[Website and app data records]
---
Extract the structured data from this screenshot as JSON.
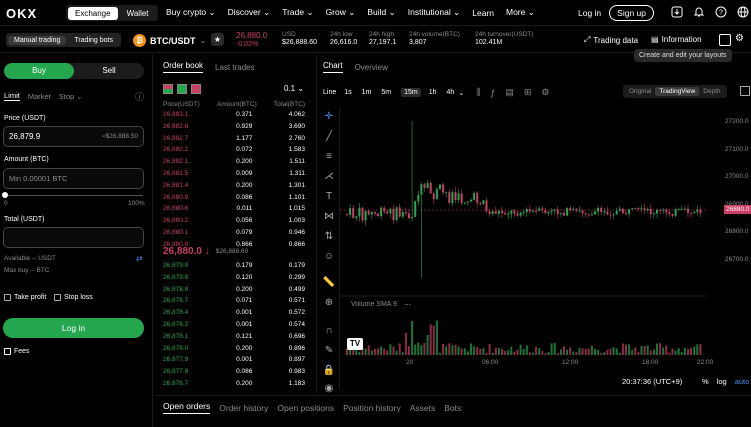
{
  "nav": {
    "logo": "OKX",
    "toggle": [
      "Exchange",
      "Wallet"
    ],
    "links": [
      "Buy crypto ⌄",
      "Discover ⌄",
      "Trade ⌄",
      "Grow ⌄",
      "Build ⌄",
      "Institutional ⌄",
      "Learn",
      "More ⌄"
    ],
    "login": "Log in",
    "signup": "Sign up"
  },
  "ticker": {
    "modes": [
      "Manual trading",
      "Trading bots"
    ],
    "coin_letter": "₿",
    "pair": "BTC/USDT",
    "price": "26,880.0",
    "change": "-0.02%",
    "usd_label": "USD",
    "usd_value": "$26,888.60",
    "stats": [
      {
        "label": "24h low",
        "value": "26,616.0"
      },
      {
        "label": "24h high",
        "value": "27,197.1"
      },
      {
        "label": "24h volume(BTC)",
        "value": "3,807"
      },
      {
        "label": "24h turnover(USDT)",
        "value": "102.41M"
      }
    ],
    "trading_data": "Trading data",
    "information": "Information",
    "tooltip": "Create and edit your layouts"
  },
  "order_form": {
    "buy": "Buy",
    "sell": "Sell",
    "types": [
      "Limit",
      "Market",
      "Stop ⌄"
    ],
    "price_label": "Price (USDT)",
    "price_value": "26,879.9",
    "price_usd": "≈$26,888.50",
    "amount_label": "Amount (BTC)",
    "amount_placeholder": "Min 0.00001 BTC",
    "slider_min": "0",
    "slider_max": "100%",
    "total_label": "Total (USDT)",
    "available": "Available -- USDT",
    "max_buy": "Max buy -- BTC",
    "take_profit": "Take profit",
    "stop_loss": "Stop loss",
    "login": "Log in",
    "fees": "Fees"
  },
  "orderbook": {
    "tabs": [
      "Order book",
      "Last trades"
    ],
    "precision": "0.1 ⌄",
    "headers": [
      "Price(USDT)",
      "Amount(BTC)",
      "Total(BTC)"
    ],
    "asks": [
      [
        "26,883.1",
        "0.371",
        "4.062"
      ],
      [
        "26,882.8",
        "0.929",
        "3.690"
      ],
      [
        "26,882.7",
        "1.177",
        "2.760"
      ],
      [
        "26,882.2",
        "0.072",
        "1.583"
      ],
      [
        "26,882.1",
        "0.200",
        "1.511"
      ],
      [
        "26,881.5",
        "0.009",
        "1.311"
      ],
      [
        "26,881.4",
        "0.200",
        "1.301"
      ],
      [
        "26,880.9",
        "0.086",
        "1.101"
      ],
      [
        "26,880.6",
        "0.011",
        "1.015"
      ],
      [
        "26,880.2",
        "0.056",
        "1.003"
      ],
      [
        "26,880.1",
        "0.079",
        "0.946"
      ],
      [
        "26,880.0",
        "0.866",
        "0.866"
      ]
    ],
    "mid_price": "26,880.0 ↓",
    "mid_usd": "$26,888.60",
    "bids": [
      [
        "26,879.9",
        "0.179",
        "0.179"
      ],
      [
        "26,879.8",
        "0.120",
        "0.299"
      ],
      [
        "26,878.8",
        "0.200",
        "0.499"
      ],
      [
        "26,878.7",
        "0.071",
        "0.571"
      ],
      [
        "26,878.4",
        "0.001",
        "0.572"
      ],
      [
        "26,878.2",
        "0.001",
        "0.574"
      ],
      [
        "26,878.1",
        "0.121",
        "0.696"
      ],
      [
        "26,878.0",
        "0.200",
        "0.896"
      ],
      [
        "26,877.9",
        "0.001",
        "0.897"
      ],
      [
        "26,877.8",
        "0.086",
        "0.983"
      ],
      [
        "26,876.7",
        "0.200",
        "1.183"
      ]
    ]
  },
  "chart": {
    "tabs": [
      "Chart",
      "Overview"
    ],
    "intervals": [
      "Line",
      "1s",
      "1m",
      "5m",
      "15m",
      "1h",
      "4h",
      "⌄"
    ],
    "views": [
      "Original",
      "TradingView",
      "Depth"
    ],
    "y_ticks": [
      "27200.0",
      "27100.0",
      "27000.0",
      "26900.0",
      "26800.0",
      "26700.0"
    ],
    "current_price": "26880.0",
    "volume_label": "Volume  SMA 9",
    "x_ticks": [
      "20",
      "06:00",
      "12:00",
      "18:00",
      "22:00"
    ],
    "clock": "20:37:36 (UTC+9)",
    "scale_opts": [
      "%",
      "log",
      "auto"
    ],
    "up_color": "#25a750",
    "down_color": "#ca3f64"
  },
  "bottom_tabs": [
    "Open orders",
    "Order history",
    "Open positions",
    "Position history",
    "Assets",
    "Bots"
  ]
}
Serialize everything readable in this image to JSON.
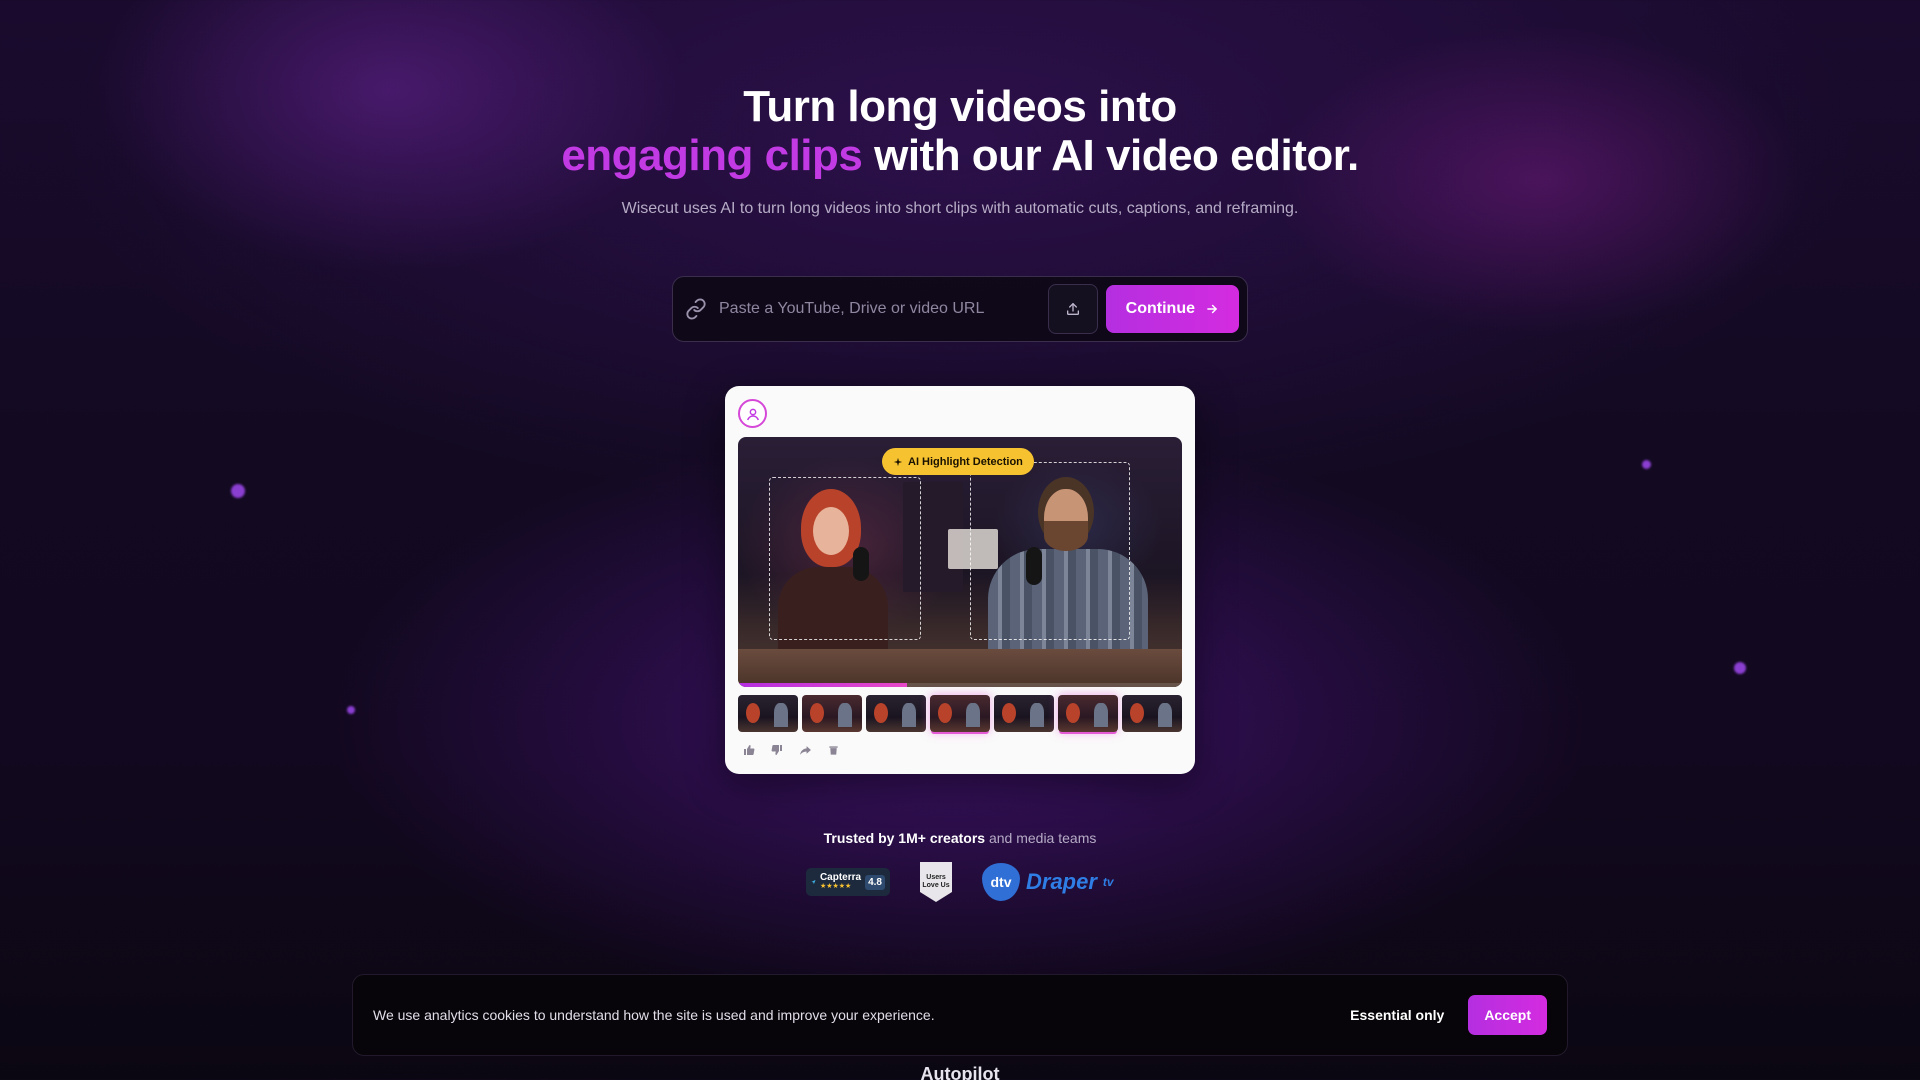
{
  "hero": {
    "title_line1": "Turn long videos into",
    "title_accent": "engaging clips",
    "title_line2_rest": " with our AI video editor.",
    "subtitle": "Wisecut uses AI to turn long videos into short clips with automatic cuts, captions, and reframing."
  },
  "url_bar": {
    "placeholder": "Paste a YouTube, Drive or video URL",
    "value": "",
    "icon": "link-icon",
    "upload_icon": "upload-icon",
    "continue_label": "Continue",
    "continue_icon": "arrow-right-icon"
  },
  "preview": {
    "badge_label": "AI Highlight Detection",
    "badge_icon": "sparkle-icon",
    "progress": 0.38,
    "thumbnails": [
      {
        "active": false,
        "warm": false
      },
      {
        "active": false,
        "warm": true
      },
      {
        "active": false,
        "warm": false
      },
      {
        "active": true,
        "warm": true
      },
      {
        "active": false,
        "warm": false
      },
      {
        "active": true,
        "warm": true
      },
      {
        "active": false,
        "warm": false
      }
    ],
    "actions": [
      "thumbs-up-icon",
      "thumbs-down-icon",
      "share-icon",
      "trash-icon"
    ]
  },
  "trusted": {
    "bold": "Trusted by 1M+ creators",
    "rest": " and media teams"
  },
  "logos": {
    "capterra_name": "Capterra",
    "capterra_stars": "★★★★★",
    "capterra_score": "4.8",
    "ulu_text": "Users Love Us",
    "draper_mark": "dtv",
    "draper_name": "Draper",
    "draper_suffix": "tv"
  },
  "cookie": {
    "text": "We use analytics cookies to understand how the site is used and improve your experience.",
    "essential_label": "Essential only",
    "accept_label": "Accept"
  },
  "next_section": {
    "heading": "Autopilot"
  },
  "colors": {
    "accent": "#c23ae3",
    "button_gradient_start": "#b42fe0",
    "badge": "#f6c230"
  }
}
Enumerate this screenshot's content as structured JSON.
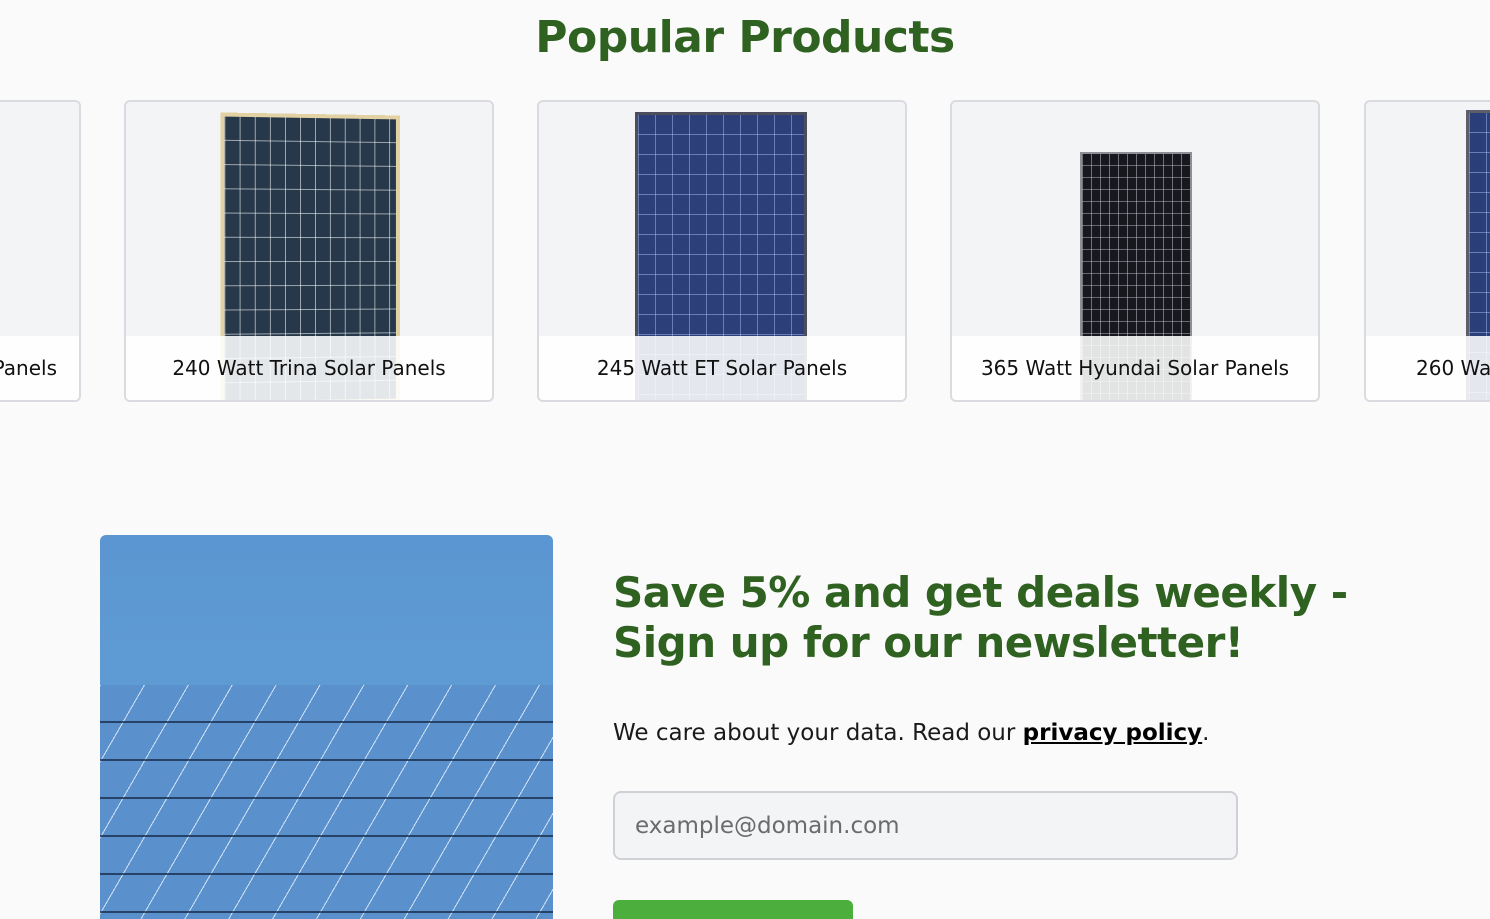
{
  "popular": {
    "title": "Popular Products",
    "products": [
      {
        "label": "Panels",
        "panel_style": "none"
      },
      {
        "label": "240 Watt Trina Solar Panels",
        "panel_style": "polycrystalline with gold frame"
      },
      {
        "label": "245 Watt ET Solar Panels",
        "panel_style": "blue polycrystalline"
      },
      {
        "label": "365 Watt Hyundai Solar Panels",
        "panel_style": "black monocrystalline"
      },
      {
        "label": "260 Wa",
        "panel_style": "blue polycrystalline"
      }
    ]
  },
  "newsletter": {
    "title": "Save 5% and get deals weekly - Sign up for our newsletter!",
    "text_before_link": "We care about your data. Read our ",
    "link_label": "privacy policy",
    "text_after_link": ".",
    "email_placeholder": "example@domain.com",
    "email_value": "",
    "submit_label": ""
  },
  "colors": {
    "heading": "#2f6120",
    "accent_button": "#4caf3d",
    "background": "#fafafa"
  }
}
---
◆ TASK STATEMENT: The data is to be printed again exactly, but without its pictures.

◆ YOUR RESPONSE:
Extract the structured data from this screenshot as JSON.
{
  "nav": {
    "logo": "OKX",
    "toggle": [
      "Exchange",
      "Wallet"
    ],
    "links": [
      "Buy crypto ⌄",
      "Discover ⌄",
      "Trade ⌄",
      "Grow ⌄",
      "Build ⌄",
      "Institutional ⌄",
      "Learn",
      "More ⌄"
    ],
    "login": "Log in",
    "signup": "Sign up"
  },
  "ticker": {
    "modes": [
      "Manual trading",
      "Trading bots"
    ],
    "coin_letter": "₿",
    "pair": "BTC/USDT",
    "price": "26,880.0",
    "change": "-0.02%",
    "usd_label": "USD",
    "usd_value": "$26,888.60",
    "stats": [
      {
        "label": "24h low",
        "value": "26,616.0"
      },
      {
        "label": "24h high",
        "value": "27,197.1"
      },
      {
        "label": "24h volume(BTC)",
        "value": "3,807"
      },
      {
        "label": "24h turnover(USDT)",
        "value": "102.41M"
      }
    ],
    "trading_data": "Trading data",
    "information": "Information",
    "tooltip": "Create and edit your layouts"
  },
  "order_form": {
    "buy": "Buy",
    "sell": "Sell",
    "types": [
      "Limit",
      "Market",
      "Stop ⌄"
    ],
    "price_label": "Price (USDT)",
    "price_value": "26,879.9",
    "price_usd": "≈$26,888.50",
    "amount_label": "Amount (BTC)",
    "amount_placeholder": "Min 0.00001 BTC",
    "slider_min": "0",
    "slider_max": "100%",
    "total_label": "Total (USDT)",
    "available": "Available -- USDT",
    "max_buy": "Max buy -- BTC",
    "take_profit": "Take profit",
    "stop_loss": "Stop loss",
    "login": "Log in",
    "fees": "Fees"
  },
  "orderbook": {
    "tabs": [
      "Order book",
      "Last trades"
    ],
    "precision": "0.1 ⌄",
    "headers": [
      "Price(USDT)",
      "Amount(BTC)",
      "Total(BTC)"
    ],
    "asks": [
      [
        "26,883.1",
        "0.371",
        "4.062"
      ],
      [
        "26,882.8",
        "0.929",
        "3.690"
      ],
      [
        "26,882.7",
        "1.177",
        "2.760"
      ],
      [
        "26,882.2",
        "0.072",
        "1.583"
      ],
      [
        "26,882.1",
        "0.200",
        "1.511"
      ],
      [
        "26,881.5",
        "0.009",
        "1.311"
      ],
      [
        "26,881.4",
        "0.200",
        "1.301"
      ],
      [
        "26,880.9",
        "0.086",
        "1.101"
      ],
      [
        "26,880.6",
        "0.011",
        "1.015"
      ],
      [
        "26,880.2",
        "0.056",
        "1.003"
      ],
      [
        "26,880.1",
        "0.079",
        "0.946"
      ],
      [
        "26,880.0",
        "0.866",
        "0.866"
      ]
    ],
    "mid_price": "26,880.0 ↓",
    "mid_usd": "$26,888.60",
    "bids": [
      [
        "26,879.9",
        "0.179",
        "0.179"
      ],
      [
        "26,879.8",
        "0.120",
        "0.299"
      ],
      [
        "26,878.8",
        "0.200",
        "0.499"
      ],
      [
        "26,878.7",
        "0.071",
        "0.571"
      ],
      [
        "26,878.4",
        "0.001",
        "0.572"
      ],
      [
        "26,878.2",
        "0.001",
        "0.574"
      ],
      [
        "26,878.1",
        "0.121",
        "0.696"
      ],
      [
        "26,878.0",
        "0.200",
        "0.896"
      ],
      [
        "26,877.9",
        "0.001",
        "0.897"
      ],
      [
        "26,877.8",
        "0.086",
        "0.983"
      ],
      [
        "26,876.7",
        "0.200",
        "1.183"
      ]
    ]
  },
  "chart": {
    "tabs": [
      "Chart",
      "Overview"
    ],
    "intervals": [
      "Line",
      "1s",
      "1m",
      "5m",
      "15m",
      "1h",
      "4h",
      "⌄"
    ],
    "views": [
      "Original",
      "TradingView",
      "Depth"
    ],
    "y_ticks": [
      "27200.0",
      "27100.0",
      "27000.0",
      "26900.0",
      "26800.0",
      "26700.0"
    ],
    "current_price": "26880.0",
    "volume_label": "Volume  SMA 9",
    "x_ticks": [
      "20",
      "06:00",
      "12:00",
      "18:00",
      "22:00"
    ],
    "clock": "20:37:36 (UTC+9)",
    "scale_opts": [
      "%",
      "log",
      "auto"
    ],
    "up_color": "#25a750",
    "down_color": "#ca3f64"
  },
  "bottom_tabs": [
    "Open orders",
    "Order history",
    "Open positions",
    "Position history",
    "Assets",
    "Bots"
  ]
}
Serialize everything readable in this image to JSON.
{
  "hero": {
    "title_line1": "Turn long videos into",
    "title_accent": "engaging clips",
    "title_line2_rest": " with our AI video editor.",
    "subtitle": "Wisecut uses AI to turn long videos into short clips with automatic cuts, captions, and reframing."
  },
  "url_bar": {
    "placeholder": "Paste a YouTube, Drive or video URL",
    "value": "",
    "icon": "link-icon",
    "upload_icon": "upload-icon",
    "continue_label": "Continue",
    "continue_icon": "arrow-right-icon"
  },
  "preview": {
    "badge_label": "AI Highlight Detection",
    "badge_icon": "sparkle-icon",
    "progress": 0.38,
    "thumbnails": [
      {
        "active": false,
        "warm": false
      },
      {
        "active": false,
        "warm": true
      },
      {
        "active": false,
        "warm": false
      },
      {
        "active": true,
        "warm": true
      },
      {
        "active": false,
        "warm": false
      },
      {
        "active": true,
        "warm": true
      },
      {
        "active": false,
        "warm": false
      }
    ],
    "actions": [
      "thumbs-up-icon",
      "thumbs-down-icon",
      "share-icon",
      "trash-icon"
    ]
  },
  "trusted": {
    "bold": "Trusted by 1M+ creators",
    "rest": " and media teams"
  },
  "logos": {
    "capterra_name": "Capterra",
    "capterra_stars": "★★★★★",
    "capterra_score": "4.8",
    "ulu_text": "Users Love Us",
    "draper_mark": "dtv",
    "draper_name": "Draper",
    "draper_suffix": "tv"
  },
  "cookie": {
    "text": "We use analytics cookies to understand how the site is used and improve your experience.",
    "essential_label": "Essential only",
    "accept_label": "Accept"
  },
  "next_section": {
    "heading": "Autopilot"
  },
  "colors": {
    "accent": "#c23ae3",
    "button_gradient_start": "#b42fe0",
    "badge": "#f6c230"
  }
}
Enumerate this screenshot's content as structured JSON.
{
  "popular": {
    "title": "Popular Products",
    "products": [
      {
        "label": "Panels",
        "panel_style": "none"
      },
      {
        "label": "240 Watt Trina Solar Panels",
        "panel_style": "polycrystalline with gold frame"
      },
      {
        "label": "245 Watt ET Solar Panels",
        "panel_style": "blue polycrystalline"
      },
      {
        "label": "365 Watt Hyundai Solar Panels",
        "panel_style": "black monocrystalline"
      },
      {
        "label": "260 Wa",
        "panel_style": "blue polycrystalline"
      }
    ]
  },
  "newsletter": {
    "title": "Save 5% and get deals weekly - Sign up for our newsletter!",
    "text_before_link": "We care about your data. Read our ",
    "link_label": "privacy policy",
    "text_after_link": ".",
    "email_placeholder": "example@domain.com",
    "email_value": "",
    "submit_label": ""
  },
  "colors": {
    "heading": "#2f6120",
    "accent_button": "#4caf3d",
    "background": "#fafafa"
  }
}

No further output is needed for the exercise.